Toward a Political Philosophy of Race available in Paperback
- Pub. Date:
- State University of New York Press
Examines how liberal society enables racism and other forms of discrimination.
Timely, controversial, and incisive, Toward a Political Philosophy of Race looks uncompromisingly at how a liberal society enables racism and other forms of discrimination. Drawing on the examples of the internment of U.S. citizens and residents of Japanese descent, of Muslim men and women in the contemporary United States, and of Asian Indians at the turn of the twentieth century, Falguni A. Sheth argues that racial discrimination and divisions are not accidents in the history of liberal societies. Race, she contends, is a process embedded in a range of legal technologies that produce racialized populations who are divided against other groups. Moving past discussions of racial and social justice as abstract concepts, she reveals the playing out of race, racialization of groups, and legal frameworks within concrete historical frameworks.
About the Author
Falguni A. Sheth is Associate Professor of Philosophy and Political Theory at Hampshire College and the coeditor (with David Colander and Robert E. Prasch) of Race, Liberalism, and Economics.
Table of Contents
Introduction: If You Don’t Do Theory, Theory Will Do You
1. The Technology of Race and the Logics of Exclusion: The Unruly, Naturalization, and Violence
First Dimension: Taming the Unruly
Second Dimension: Naturalizing the Unruly
Race as a Tool for Sovereign Power: Dividing Populations
Enframing Race: Vulnerability and Violence
2. The Violence of Law: Sovereign Power, Vulnerable Populations, and Race
Law, Violence, and Undecidability
Unruly and Vulnerable Populations
The Racialization of a Population
The Unruly and the Vulnerable Manifested as Categories of Law: Immigrants, Aliens, Enemies
3. The Unruly: Strangeness, Madness, and Race
Huntington and Rawls: Islam, Madness, and the Menace to Liberalism
Difference, Madness, and Race
Liberal Hegemony and Heterogeneous Populations
4.The Newest Unruly Threat: Muslim Men and Women
The Racializing and Outcasting of Muslims in the United States
Culture, Heterogeneity, and the Foreigner: Unruly Women
5. Producing Race: Naturalizing the Exception Through the Rule of Law
Exceptions and the Rule of Law
Constitutional Rights: Political?
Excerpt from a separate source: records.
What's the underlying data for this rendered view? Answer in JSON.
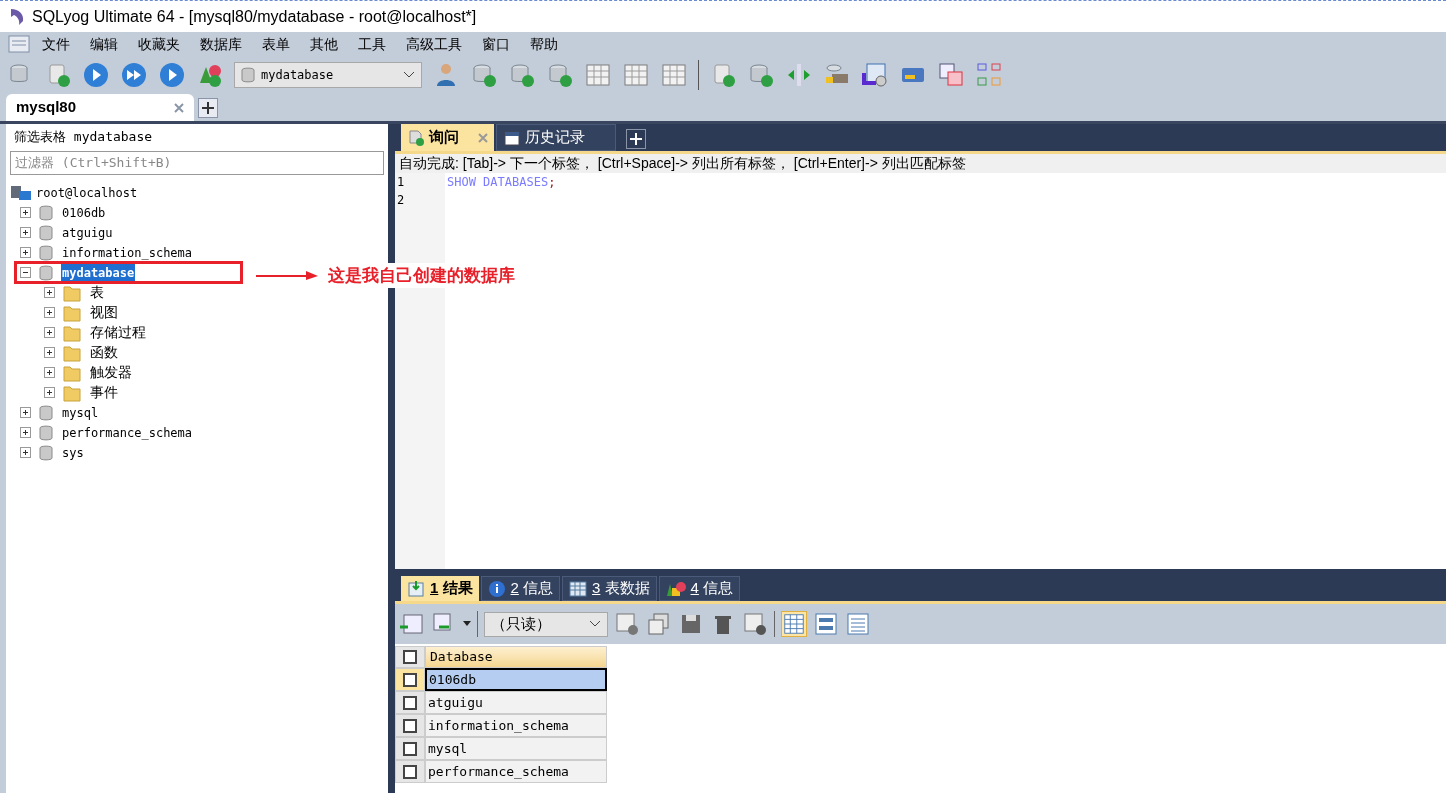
{
  "window": {
    "title": "SQLyog Ultimate 64 - [mysql80/mydatabase - root@localhost*]"
  },
  "menu": [
    "文件",
    "编辑",
    "收藏夹",
    "数据库",
    "表单",
    "其他",
    "工具",
    "高级工具",
    "窗口",
    "帮助"
  ],
  "toolbar": {
    "database_select": "mydatabase"
  },
  "connection_tabs": [
    {
      "label": "mysql80",
      "selected": true
    }
  ],
  "object_browser": {
    "filter_label": "筛选表格 mydatabase",
    "filter_placeholder": "过滤器 (Ctrl+Shift+B)",
    "tree": {
      "label": "root@localhost",
      "children": [
        {
          "label": "0106db",
          "kind": "database",
          "expanded": false,
          "selected": false
        },
        {
          "label": "atguigu",
          "kind": "database",
          "expanded": false,
          "selected": false
        },
        {
          "label": "information_schema",
          "kind": "database",
          "expanded": false,
          "selected": false
        },
        {
          "label": "mydatabase",
          "kind": "database",
          "expanded": true,
          "selected": true,
          "children": [
            {
              "label": "表",
              "kind": "folder",
              "expanded": false,
              "selected": false
            },
            {
              "label": "视图",
              "kind": "folder",
              "expanded": false,
              "selected": false
            },
            {
              "label": "存储过程",
              "kind": "folder",
              "expanded": false,
              "selected": false
            },
            {
              "label": "函数",
              "kind": "folder",
              "expanded": false,
              "selected": false
            },
            {
              "label": "触发器",
              "kind": "folder",
              "expanded": false,
              "selected": false
            },
            {
              "label": "事件",
              "kind": "folder",
              "expanded": false,
              "selected": false
            }
          ]
        },
        {
          "label": "mysql",
          "kind": "database",
          "expanded": false,
          "selected": false
        },
        {
          "label": "performance_schema",
          "kind": "database",
          "expanded": false,
          "selected": false
        },
        {
          "label": "sys",
          "kind": "database",
          "expanded": false,
          "selected": false
        }
      ]
    }
  },
  "annotation": {
    "text": "这是我自己创建的数据库"
  },
  "query_tabs": [
    {
      "label": "询问",
      "kind": "query",
      "selected": true
    },
    {
      "label": "历史记录",
      "kind": "history",
      "selected": false
    }
  ],
  "autocomplete_hint": "自动完成: [Tab]-> 下一个标签， [Ctrl+Space]-> 列出所有标签， [Ctrl+Enter]-> 列出匹配标签",
  "editor": {
    "lines": [
      {
        "number": "1",
        "tokens": [
          {
            "text": "SHOW DATABASES",
            "kind": "keyword"
          },
          {
            "text": ";",
            "kind": "punct"
          }
        ]
      },
      {
        "number": "2"
      }
    ]
  },
  "result_tabs": [
    {
      "number": "1",
      "label": "结果",
      "kind": "result",
      "selected": true
    },
    {
      "number": "2",
      "label": "信息",
      "kind": "info",
      "selected": false
    },
    {
      "number": "3",
      "label": "表数据",
      "kind": "table",
      "selected": false
    },
    {
      "number": "4",
      "label": "信息",
      "kind": "profile",
      "selected": false
    }
  ],
  "result_toolbar": {
    "mode_select": "（只读）"
  },
  "result_grid": {
    "columns": [
      "Database"
    ],
    "all_checked": false,
    "rows": [
      {
        "cells": [
          "0106db"
        ],
        "selected": true,
        "checked": false
      },
      {
        "cells": [
          "atguigu"
        ],
        "selected": false,
        "checked": false
      },
      {
        "cells": [
          "information_schema"
        ],
        "selected": false,
        "checked": false
      },
      {
        "cells": [
          "mysql"
        ],
        "selected": false,
        "checked": false
      },
      {
        "cells": [
          "performance_schema"
        ],
        "selected": false,
        "checked": false
      }
    ]
  }
}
Human?
6. Border-Populations: Boundary, Memory, and Moral Conscience
The Third Term: Pariah Populations as a Border-Guard
Pariahs, Border-Populations, and Moral Gauges: The Example of Black Americans
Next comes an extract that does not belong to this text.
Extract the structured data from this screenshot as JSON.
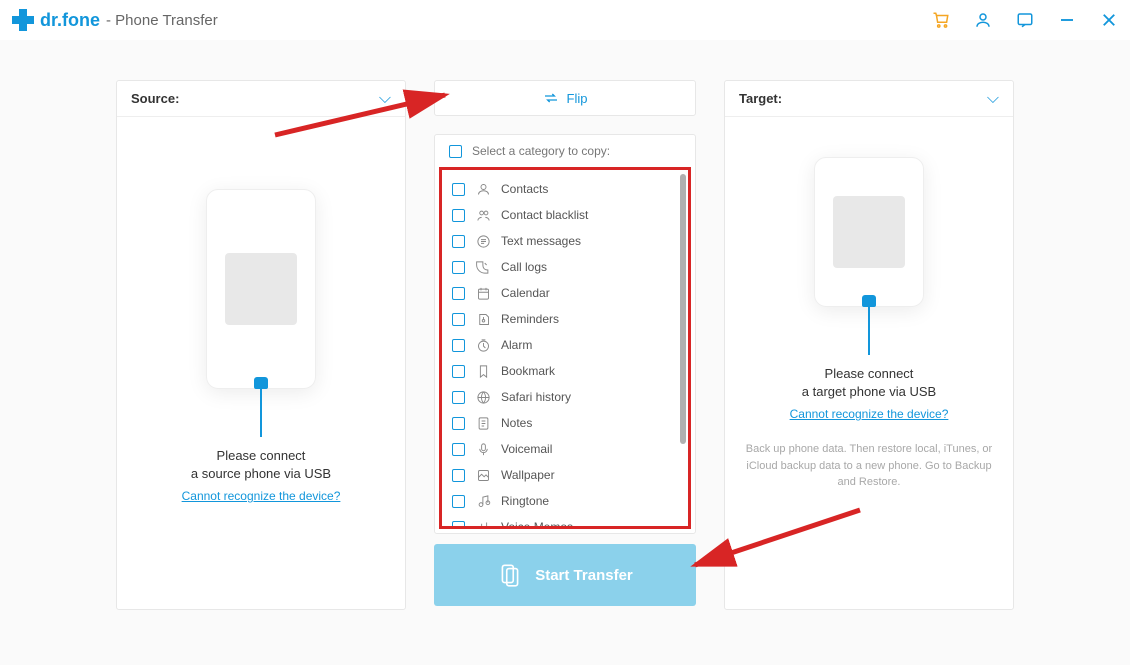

Furthering State Interests: Dividing Populations Against Each Other
Concealing and Unconcealing: Multiple Border-Guards and Outsiders
7.Technologies of Race and the Racialization of Immigrants: The Case of EarlyTwentieth-Century Asian Indians in North America
The Great “Hindu” Migration
Political Resistance or Insurgency?
Conclusion: Toward a Political Philosophy of Race